══ Provided data
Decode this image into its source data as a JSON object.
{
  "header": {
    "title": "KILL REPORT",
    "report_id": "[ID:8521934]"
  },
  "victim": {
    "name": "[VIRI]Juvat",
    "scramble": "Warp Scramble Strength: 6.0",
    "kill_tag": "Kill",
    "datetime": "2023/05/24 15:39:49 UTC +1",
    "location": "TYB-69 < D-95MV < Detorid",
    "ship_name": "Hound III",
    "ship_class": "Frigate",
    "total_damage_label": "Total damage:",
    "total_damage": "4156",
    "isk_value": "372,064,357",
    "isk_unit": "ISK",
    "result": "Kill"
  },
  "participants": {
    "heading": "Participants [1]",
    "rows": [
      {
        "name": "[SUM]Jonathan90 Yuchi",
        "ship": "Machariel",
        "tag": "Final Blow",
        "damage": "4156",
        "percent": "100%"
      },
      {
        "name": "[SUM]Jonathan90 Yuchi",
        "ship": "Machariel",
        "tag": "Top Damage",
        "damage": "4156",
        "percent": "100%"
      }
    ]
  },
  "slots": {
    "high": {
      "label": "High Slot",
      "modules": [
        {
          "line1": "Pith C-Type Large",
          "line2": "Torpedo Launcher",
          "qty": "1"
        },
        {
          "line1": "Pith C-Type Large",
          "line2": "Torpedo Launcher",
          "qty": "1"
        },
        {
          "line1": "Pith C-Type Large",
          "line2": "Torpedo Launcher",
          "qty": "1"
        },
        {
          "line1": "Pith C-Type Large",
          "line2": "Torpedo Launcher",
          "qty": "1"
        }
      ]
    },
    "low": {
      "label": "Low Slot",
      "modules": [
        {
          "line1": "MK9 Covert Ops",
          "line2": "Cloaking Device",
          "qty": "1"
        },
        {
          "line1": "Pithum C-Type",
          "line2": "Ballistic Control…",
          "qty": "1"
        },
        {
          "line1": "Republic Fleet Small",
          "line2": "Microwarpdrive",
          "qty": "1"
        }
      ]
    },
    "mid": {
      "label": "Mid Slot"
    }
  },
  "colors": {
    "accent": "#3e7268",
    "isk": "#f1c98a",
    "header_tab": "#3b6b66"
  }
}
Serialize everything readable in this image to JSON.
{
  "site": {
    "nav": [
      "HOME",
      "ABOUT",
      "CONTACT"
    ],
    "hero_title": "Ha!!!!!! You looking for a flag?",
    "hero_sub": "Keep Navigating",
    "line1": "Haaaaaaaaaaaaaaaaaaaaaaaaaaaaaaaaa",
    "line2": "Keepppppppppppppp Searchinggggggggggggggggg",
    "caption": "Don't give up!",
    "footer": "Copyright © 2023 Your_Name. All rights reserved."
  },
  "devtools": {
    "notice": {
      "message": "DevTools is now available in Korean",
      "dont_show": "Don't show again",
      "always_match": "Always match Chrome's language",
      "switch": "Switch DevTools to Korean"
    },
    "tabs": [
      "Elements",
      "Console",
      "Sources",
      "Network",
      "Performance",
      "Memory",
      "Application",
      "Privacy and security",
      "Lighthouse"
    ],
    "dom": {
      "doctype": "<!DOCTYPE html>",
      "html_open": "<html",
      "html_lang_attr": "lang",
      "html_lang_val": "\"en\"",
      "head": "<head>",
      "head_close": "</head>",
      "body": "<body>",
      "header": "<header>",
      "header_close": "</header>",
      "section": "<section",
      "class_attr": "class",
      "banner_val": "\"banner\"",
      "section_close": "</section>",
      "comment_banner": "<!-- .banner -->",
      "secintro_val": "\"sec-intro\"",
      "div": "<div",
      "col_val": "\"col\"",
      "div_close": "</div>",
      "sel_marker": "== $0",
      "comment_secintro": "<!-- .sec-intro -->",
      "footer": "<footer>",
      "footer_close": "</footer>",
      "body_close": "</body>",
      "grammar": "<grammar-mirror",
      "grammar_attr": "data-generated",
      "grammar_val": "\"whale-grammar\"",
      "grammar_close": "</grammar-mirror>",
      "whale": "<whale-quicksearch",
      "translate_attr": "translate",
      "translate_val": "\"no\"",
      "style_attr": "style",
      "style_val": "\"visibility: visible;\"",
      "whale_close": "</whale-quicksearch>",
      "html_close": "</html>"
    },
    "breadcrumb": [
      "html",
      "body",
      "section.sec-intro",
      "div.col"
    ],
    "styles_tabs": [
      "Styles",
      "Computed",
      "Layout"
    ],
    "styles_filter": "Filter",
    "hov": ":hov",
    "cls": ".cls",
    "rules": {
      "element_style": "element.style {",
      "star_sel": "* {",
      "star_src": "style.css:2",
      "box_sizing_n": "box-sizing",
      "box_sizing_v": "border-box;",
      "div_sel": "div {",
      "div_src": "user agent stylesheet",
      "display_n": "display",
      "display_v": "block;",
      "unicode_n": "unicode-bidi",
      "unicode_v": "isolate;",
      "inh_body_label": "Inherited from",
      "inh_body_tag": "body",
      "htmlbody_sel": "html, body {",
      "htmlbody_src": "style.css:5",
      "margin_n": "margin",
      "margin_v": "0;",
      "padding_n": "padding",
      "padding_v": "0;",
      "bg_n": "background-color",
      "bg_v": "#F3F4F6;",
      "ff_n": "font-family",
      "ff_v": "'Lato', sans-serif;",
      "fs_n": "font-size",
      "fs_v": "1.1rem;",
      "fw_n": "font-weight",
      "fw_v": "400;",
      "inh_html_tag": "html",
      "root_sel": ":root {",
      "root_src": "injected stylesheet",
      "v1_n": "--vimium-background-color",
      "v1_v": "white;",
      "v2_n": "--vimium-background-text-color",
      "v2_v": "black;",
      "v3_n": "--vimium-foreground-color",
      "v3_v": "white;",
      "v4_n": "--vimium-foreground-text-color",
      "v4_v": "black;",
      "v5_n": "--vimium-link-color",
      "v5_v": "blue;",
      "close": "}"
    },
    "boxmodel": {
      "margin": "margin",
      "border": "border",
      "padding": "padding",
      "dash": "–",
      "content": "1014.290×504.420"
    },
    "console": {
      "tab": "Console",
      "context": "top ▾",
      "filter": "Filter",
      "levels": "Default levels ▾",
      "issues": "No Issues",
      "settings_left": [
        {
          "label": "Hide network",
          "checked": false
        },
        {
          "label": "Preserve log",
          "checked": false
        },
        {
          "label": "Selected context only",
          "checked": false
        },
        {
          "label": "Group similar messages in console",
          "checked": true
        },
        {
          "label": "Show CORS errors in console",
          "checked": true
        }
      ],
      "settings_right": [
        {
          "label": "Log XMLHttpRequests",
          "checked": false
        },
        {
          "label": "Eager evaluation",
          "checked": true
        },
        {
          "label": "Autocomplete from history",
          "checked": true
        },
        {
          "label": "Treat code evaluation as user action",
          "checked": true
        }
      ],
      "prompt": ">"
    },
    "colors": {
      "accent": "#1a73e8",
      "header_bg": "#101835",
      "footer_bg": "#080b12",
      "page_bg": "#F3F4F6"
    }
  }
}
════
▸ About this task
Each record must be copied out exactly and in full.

▸ Worked solution
Decode this image into its source data as a JSON object.
{
  "header": {
    "title": "KILL REPORT",
    "report_id": "[ID:8521934]"
  },
  "victim": {
    "name": "[VIRI]Juvat",
    "scramble": "Warp Scramble Strength: 6.0",
    "kill_tag": "Kill",
    "datetime": "2023/05/24 15:39:49 UTC +1",
    "location": "TYB-69 < D-95MV < Detorid",
    "ship_name": "Hound III",
    "ship_class": "Frigate",
    "total_damage_label": "Total damage:",
    "total_damage": "4156",
    "isk_value": "372,064,357",
    "isk_unit": "ISK",
    "result": "Kill"
  },
  "participants": {
    "heading": "Participants [1]",
    "rows": [
      {
        "name": "[SUM]Jonathan90 Yuchi",
        "ship": "Machariel",
        "tag": "Final Blow",
        "damage": "4156",
        "percent": "100%"
      },
      {
        "name": "[SUM]Jonathan90 Yuchi",
        "ship": "Machariel",
        "tag": "Top Damage",
        "damage": "4156",
        "percent": "100%"
      }
    ]
  },
  "slots": {
    "high": {
      "label": "High Slot",
      "modules": [
        {
          "line1": "Pith C-Type Large",
          "line2": "Torpedo Launcher",
          "qty": "1"
        },
        {
          "line1": "Pith C-Type Large",
          "line2": "Torpedo Launcher",
          "qty": "1"
        },
        {
          "line1": "Pith C-Type Large",
          "line2": "Torpedo Launcher",
          "qty": "1"
        },
        {
          "line1": "Pith C-Type Large",
          "line2": "Torpedo Launcher",
          "qty": "1"
        }
      ]
    },
    "low": {
      "label": "Low Slot",
      "modules": [
        {
          "line1": "MK9 Covert Ops",
          "line2": "Cloaking Device",
          "qty": "1"
        },
        {
          "line1": "Pithum C-Type",
          "line2": "Ballistic Control…",
          "qty": "1"
        },
        {
          "line1": "Republic Fleet Small",
          "line2": "Microwarpdrive",
          "qty": "1"
        }
      ]
    },
    "mid": {
      "label": "Mid Slot"
    }
  },
  "colors": {
    "accent": "#3e7268",
    "isk": "#f1c98a",
    "header_tab": "#3b6b66"
  }
}
Serialize everything readable in this image to JSON.
{
  "site": {
    "nav": [
      "HOME",
      "ABOUT",
      "CONTACT"
    ],
    "hero_title": "Ha!!!!!! You looking for a flag?",
    "hero_sub": "Keep Navigating",
    "line1": "Haaaaaaaaaaaaaaaaaaaaaaaaaaaaaaaaa",
    "line2": "Keepppppppppppppp Searchinggggggggggggggggg",
    "caption": "Don't give up!",
    "footer": "Copyright © 2023 Your_Name. All rights reserved."
  },
  "devtools": {
    "notice": {
      "message": "DevTools is now available in Korean",
      "dont_show": "Don't show again",
      "always_match": "Always match Chrome's language",
      "switch": "Switch DevTools to Korean"
    },
    "tabs": [
      "Elements",
      "Console",
      "Sources",
      "Network",
      "Performance",
      "Memory",
      "Application",
      "Privacy and security",
      "Lighthouse"
    ],
    "dom": {
      "doctype": "<!DOCTYPE html>",
      "html_open": "<html",
      "html_lang_attr": "lang",
      "html_lang_val": "\"en\"",
      "head": "<head>",
      "head_close": "</head>",
      "body": "<body>",
      "header": "<header>",
      "header_close": "</header>",
      "section": "<section",
      "class_attr": "class",
      "banner_val": "\"banner\"",
      "section_close": "</section>",
      "comment_banner": "<!-- .banner -->",
      "secintro_val": "\"sec-intro\"",
      "div": "<div",
      "col_val": "\"col\"",
      "div_close": "</div>",
      "sel_marker": "== $0",
      "comment_secintro": "<!-- .sec-intro -->",
      "footer": "<footer>",
      "footer_close": "</footer>",
      "body_close": "</body>",
      "grammar": "<grammar-mirror",
      "grammar_attr": "data-generated",
      "grammar_val": "\"whale-grammar\"",
      "grammar_close": "</grammar-mirror>",
      "whale": "<whale-quicksearch",
      "translate_attr": "translate",
      "translate_val": "\"no\"",
      "style_attr": "style",
      "style_val": "\"visibility: visible;\"",
      "whale_close": "</whale-quicksearch>",
      "html_close": "</html>"
    },
    "breadcrumb": [
      "html",
      "body",
      "section.sec-intro",
      "div.col"
    ],
    "styles_tabs": [
      "Styles",
      "Computed",
      "Layout"
    ],
    "styles_filter": "Filter",
    "hov": ":hov",
    "cls": ".cls",
    "rules": {
      "element_style": "element.style {",
      "star_sel": "* {",
      "star_src": "style.css:2",
      "box_sizing_n": "box-sizing",
      "box_sizing_v": "border-box;",
      "div_sel": "div {",
      "div_src": "user agent stylesheet",
      "display_n": "display",
      "display_v": "block;",
      "unicode_n": "unicode-bidi",
      "unicode_v": "isolate;",
      "inh_body_label": "Inherited from",
      "inh_body_tag": "body",
      "htmlbody_sel": "html, body {",
      "htmlbody_src": "style.css:5",
      "margin_n": "margin",
      "margin_v": "0;",
      "padding_n": "padding",
      "padding_v": "0;",
      "bg_n": "background-color",
      "bg_v": "#F3F4F6;",
      "ff_n": "font-family",
      "ff_v": "'Lato', sans-serif;",
      "fs_n": "font-size",
      "fs_v": "1.1rem;",
      "fw_n": "font-weight",
      "fw_v": "400;",
      "inh_html_tag": "html",
      "root_sel": ":root {",
      "root_src": "injected stylesheet",
      "v1_n": "--vimium-background-color",
      "v1_v": "white;",
      "v2_n": "--vimium-background-text-color",
      "v2_v": "black;",
      "v3_n": "--vimium-foreground-color",
      "v3_v": "white;",
      "v4_n": "--vimium-foreground-text-color",
      "v4_v": "black;",
      "v5_n": "--vimium-link-color",
      "v5_v": "blue;",
      "close": "}"
    },
    "boxmodel": {
      "margin": "margin",
      "border": "border",
      "padding": "padding",
      "dash": "–",
      "content": "1014.290×504.420"
    },
    "console": {
      "tab": "Console",
      "context": "top ▾",
      "filter": "Filter",
      "levels": "Default levels ▾",
      "issues": "No Issues",
      "settings_left": [
        {
          "label": "Hide network",
          "checked": false
        },
        {
          "label": "Preserve log",
          "checked": false
        },
        {
          "label": "Selected context only",
          "checked": false
        },
        {
          "label": "Group similar messages in console",
          "checked": true
        },
        {
          "label": "Show CORS errors in console",
          "checked": true
        }
      ],
      "settings_right": [
        {
          "label": "Log XMLHttpRequests",
          "checked": false
        },
        {
          "label": "Eager evaluation",
          "checked": true
        },
        {
          "label": "Autocomplete from history",
          "checked": true
        },
        {
          "label": "Treat code evaluation as user action",
          "checked": true
        }
      ],
      "prompt": ">"
    },
    "colors": {
      "accent": "#1a73e8",
      "header_bg": "#101835",
      "footer_bg": "#080b12",
      "page_bg": "#F3F4F6"
    }
  }
}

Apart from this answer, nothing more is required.